I've finally figured out what's wrong here. There aren't enough days in the week, or hours in the day. Therefore we're on the wrong planet.
I have to momentarily interrupt my efforts in saving the world, and go do some laundry. I bet that never happened to Che Guevara - but then they killed him in the end. I guess, in educational-speak, that would have been an "unforseen outcome".
Truth is a matter of perspective, personality and sheer determination.
Old Wally Heisenberg was only partially correct. When he considered the paradox (of the more precisely the POSITION was identified, the reliability of measurement of the VELOCITY declined), he forgot to factor in budgets, policies and human nature.
Experience has shown that, ironically, a large percentage of their time is consumed with meetings - where presumably they are discussing how best to support their members. This consumes so much of their time, they are unable to support their members.

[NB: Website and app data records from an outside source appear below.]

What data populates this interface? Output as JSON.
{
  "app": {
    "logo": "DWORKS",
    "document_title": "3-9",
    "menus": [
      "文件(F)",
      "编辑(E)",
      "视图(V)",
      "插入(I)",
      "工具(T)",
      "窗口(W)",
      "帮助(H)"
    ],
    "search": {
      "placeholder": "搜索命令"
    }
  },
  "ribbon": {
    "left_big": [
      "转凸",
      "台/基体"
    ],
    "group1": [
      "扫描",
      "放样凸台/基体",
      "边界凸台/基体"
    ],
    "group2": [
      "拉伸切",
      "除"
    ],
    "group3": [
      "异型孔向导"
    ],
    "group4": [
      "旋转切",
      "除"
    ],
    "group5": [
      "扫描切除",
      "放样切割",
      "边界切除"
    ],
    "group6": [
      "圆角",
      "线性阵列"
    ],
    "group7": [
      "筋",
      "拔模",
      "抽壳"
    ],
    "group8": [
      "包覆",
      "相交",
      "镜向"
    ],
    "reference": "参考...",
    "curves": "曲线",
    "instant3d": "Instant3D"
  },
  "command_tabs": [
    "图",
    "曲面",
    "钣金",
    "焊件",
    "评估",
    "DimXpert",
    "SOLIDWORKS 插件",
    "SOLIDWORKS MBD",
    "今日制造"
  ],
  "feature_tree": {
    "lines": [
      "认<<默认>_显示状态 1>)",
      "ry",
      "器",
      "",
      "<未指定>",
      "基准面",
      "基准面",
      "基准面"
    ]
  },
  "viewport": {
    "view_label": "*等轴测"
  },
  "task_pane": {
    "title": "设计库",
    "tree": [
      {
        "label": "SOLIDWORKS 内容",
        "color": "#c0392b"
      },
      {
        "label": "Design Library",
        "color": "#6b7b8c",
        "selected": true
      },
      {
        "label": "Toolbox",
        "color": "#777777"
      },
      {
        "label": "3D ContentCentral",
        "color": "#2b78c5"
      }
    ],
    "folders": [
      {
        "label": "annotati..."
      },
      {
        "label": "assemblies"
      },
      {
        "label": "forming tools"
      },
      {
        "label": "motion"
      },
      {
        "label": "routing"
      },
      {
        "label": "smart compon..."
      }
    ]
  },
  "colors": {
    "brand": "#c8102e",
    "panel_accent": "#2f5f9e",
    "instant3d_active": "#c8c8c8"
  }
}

Violence is NEVER justified. Except possibly in matters of justice. And then only when all other avenues have been exhausted. Or during PMS.
[In response to the question "how can someone be a librarian unless they're working in a library?] Do you have to work in a school to be a teacher? Where would that leave Distance Education? Do researchers have to be surrounded by test tubes and beakers? Don't tell the ethnographers or psychologists. Do you have to work in a hospital or medical center to be a doctor? What position would that leave missionaries in? OK, let me rephrase that last one ...
Writing, like school librarianship, should not be undertaken for the financial rewards.
It doesn't matter if 90% of the world's published material is crap. It should be considered as packing for the other 10% that's worth reading. Except you don't get to pop the bubbles.
X, Y and Z might come here eventually ...